As a former UPS Store employee, the holidays can't really stress me out anymore.
Besides, what's the big deal? All you have to do is eat your ownweight in turkey and candy, and then when you're old enough to seeover the table, your parents let you drink yourself into a hospital.There's no better embodiment of Christmas cheer than an IV full ofmorphine.
Holiday movies, on the other hand, are junk. Quick, name three goodones. Wait, you can't, because Bad Santa only has two differentcuts. So while it might seem perverse to unleash Precious, adepressing tale of abuse and hard knocks, right before Christmas, Isay that's nothing compared to the punishment already inflicted by thelast billion years of It's a Wonderful Life and A ChristmasStory reruns.
Gabourey Sidibe's life isn't going so well. At age 16, she's still injunior high. Her mother Mo'Nique is a wrathful, hurtful, abusivewoman. Sidibe's father, who's also the father of her first child, hasimpregnated her again, causing her to be transferred from her publicschool into an alternative program.
Though shy, overweight and traumatized, Sidibe begins to emerge inteacher Paula Patton's small classroom. If she can deal with hermother and her own children, she may have a shot at a real education.
Filled with beatings, rape, verbal abuse, and babies casually lobbedonto couches, Precious is the feel-good holiday movie of theyear. Or maybe that's just a false memory from the happy fantasyland that Iconstructed for myself after nearly two hours of unrelentinglygrimness.
Usually with stuff like this you hit a point where you throw up yourmental hands and say "OK, I get it, your life sucks and I should geta frowny clown mouth tattooed over my lips so no one will ever see mesmile again." It's hard to tell a harsh, rough story withoutexhausting the audience's sympathy, or worse yet, overplaying thehorror until we feel as though the characters aren't the only ones beingabused.
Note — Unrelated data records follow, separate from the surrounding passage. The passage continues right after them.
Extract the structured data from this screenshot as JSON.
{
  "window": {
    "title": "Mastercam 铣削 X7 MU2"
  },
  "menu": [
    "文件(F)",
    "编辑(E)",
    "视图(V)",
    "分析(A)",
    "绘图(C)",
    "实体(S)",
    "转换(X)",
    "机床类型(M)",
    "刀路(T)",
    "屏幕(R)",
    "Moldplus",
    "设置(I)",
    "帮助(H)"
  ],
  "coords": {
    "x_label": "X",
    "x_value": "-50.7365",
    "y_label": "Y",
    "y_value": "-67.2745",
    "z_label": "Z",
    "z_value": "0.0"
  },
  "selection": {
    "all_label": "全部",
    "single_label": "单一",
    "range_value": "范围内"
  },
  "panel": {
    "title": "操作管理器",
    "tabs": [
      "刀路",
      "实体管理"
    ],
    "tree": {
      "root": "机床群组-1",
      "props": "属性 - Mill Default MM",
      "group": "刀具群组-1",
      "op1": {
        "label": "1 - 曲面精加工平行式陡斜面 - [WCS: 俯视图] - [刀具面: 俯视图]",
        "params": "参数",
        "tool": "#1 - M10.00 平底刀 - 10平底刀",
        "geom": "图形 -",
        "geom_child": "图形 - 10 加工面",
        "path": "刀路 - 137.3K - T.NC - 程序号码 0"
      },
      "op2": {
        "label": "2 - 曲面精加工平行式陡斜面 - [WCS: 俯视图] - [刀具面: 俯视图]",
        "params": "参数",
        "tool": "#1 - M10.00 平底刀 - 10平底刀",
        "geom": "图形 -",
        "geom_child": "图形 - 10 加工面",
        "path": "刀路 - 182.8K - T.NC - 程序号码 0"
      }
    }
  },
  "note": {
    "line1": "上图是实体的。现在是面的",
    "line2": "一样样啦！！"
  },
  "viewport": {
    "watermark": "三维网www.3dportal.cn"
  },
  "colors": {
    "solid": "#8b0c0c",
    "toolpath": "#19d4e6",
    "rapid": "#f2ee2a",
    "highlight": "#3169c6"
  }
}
Director Lee Daniels and first-time screenwriter Geoffrey Fletcherdodge both those bullets. Despite the bleak survivalism of Sidibe'slate-'80s Harlem existence, Precious never clubs you over thehead with the Frying Pan of Despair. This isn't a feature-length pityparty. Laid out with a deliberate pace (remember, that's critic-speakfor "slow, but in a good way"), steeped in hard details of citypoverty, her world's too real to dismiss.
It helps that the monotony of trauma is broken up with blips ofSidibe's own escapist fantasies — though several of these, includingher wish to be a skinny white girl — actually make it sadder. Herclassmates liven it up with humor and personality, busting beyondclassroom stereotypes despite limited screen time.
Ultimately the performances make Precious work.Sidibe is pretty great, but she doesn't have to say much. It'sMo'Nique who has to spend the whole film yelling, cussing andslinging pans around. How she does and still comes off as aflesh-and-blood woman instead of a melodramatic cartoonmustache-twirling hell-demon is as mysterious as why the aliens builtthe White House.
If Precious has a weakness, it's that it's a little aimless,maybe a little too close to the repetitive rhythm — for better orworse — of real life. Also like real life, the ending's a bit of aproblem. Until then, there's a whole lot of new talent on display.